Newsletter issue - August 2022
On 15 December 2021 the government passed an Act which at the time was effectively 'under the radar' for many company directors but could have far reaching implications should their company be dissolved with outstanding tax liabilities.
The Rating (Coronavirus) and Directors Disqualification (Dissolved Companies) Act 2021 was enacted to enable the Insolvency Service to apply for a court order requiring a former director of a dissolved company, who has been disqualified, to pay compensation to creditors who have lost out due to a director's fraudulent behaviour. The 'Rating' part of the Act was passed to ensure that the coronavirus pandemic cannot be used as a reason for 'material changes of circumstances' for business rates appeals. The 'Directors Disqualification' part was passed to help HMRC and the Insolvency Service tackle the practice of directors dissolving companies to avoid repaying the Government backed loans put in place to support businesses during the Coronavirus pandemic but the legislation is intended to help all creditors.
What has changed?

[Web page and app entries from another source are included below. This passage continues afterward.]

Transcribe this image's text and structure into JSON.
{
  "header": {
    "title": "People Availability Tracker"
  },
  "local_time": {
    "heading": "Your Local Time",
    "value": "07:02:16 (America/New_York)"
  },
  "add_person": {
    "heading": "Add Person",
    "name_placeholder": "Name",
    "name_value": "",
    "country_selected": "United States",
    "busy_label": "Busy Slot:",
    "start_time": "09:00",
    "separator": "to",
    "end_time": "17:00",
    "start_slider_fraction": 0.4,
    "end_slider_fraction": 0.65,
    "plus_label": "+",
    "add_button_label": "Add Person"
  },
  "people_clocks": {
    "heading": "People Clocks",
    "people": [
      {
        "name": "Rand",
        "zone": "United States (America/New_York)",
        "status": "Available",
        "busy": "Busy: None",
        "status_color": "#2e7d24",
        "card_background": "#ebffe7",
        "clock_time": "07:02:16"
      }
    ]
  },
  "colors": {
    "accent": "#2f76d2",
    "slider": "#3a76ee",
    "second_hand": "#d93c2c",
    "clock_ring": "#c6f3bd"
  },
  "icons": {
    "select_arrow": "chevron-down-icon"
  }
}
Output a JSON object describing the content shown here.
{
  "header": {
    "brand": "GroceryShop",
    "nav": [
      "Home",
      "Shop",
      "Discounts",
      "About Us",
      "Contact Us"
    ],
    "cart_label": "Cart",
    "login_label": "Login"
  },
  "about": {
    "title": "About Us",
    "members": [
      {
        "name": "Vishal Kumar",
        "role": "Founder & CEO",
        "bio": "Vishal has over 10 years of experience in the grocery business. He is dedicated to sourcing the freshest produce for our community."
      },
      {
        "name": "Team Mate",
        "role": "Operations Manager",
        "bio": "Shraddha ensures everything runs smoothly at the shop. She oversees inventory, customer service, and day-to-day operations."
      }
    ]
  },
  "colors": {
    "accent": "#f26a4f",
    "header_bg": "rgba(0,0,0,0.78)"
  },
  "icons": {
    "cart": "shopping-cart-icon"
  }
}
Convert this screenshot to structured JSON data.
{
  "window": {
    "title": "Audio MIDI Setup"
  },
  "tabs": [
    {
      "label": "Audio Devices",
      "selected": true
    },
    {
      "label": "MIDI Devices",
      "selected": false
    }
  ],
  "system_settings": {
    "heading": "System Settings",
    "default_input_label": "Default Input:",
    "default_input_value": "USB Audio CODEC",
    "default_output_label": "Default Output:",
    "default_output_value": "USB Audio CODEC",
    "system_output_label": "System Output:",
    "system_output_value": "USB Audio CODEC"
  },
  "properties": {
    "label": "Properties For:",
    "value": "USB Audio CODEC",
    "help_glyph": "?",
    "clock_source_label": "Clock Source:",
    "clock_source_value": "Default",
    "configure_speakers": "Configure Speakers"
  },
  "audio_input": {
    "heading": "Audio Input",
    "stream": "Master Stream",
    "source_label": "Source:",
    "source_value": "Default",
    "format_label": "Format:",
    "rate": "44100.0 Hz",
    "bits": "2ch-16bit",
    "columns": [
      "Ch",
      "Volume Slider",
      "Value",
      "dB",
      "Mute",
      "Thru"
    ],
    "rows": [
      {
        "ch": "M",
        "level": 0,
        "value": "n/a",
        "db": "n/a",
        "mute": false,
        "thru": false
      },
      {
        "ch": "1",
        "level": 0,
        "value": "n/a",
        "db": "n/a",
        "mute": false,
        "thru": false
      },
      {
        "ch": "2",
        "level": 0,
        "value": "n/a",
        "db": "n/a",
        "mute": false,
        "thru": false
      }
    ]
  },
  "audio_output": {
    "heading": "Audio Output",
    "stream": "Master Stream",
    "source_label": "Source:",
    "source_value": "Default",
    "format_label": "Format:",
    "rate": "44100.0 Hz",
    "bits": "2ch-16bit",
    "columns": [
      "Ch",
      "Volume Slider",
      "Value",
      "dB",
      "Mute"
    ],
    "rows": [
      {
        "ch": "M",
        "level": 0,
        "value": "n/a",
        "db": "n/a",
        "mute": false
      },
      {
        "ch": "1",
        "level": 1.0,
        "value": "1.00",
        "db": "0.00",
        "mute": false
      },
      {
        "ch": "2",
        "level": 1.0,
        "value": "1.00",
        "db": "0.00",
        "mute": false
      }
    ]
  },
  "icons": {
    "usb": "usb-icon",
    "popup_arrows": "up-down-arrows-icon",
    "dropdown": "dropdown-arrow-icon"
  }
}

For a long time HMRC has been able to chase directors of dissolved companies for up to six years from the date of dissolution for unpaid tax, but if they believe fraud has taken place or that the directors have been negligent in some way, they can chase for up to 20 years. The Insolvency Service has also long had powers to investigate (and disqualify) directors of both live and insolvent companies. However, directors of a dissolved company could not be held to account unless that company was first restored to the Companies House register which needs to be done through the courts. This proved a time-consuming and cumbersome procedure which inevitably resulted in abuse. It is easy for a company's owners to dissolve their companies (along with all the company debts) via the strike off procedure instead of going through a formal liquidation process, thereby avoiding scrutiny. It is also easy to dissolve the company but instead of complete closure carry on the same business through a new company (known as 'phoenixing').
The new legislation extends the Insolvency Service's powers enabling investigation of directors of dissolved companies without having to restore the companies to the register first. If a director's actions have caused loss to creditors the Insolvency Service can also apply to the court for a compensation order against the director personally.
'Weakness' in the new process
You can object to a limited company's application to be struck off if you are a shareholder or other interested party, such as a creditor, and have reason to stop the application (e.g. you are owed money). The 'weakness' in the new act is that it remains the job of a creditor to raise concerns about a dissolved company's director's behaviour with the Insolvency Service. Therefore the absence of a liquidator or administrator in the dissolution process means that some directors may not be brought to account if no-one objects to the company's closure. In addition, once a company is dissolved, there is no process by which a liquidator or administrator can investigate the conduct of directors. Therefore, it is likely that only extreme examples of misconduct will be investigated.
Companies House automatically notifies HMRC of any application to strike off a company and will not allow the process to proceed if tax liabilities are outstanding. HMRC can make company directors and others 'joint and severally liable' for the company's tax liabilities but only where a penalty for facilitating avoidance or evasion has been charged (or proceedings to recover such a penalty have started).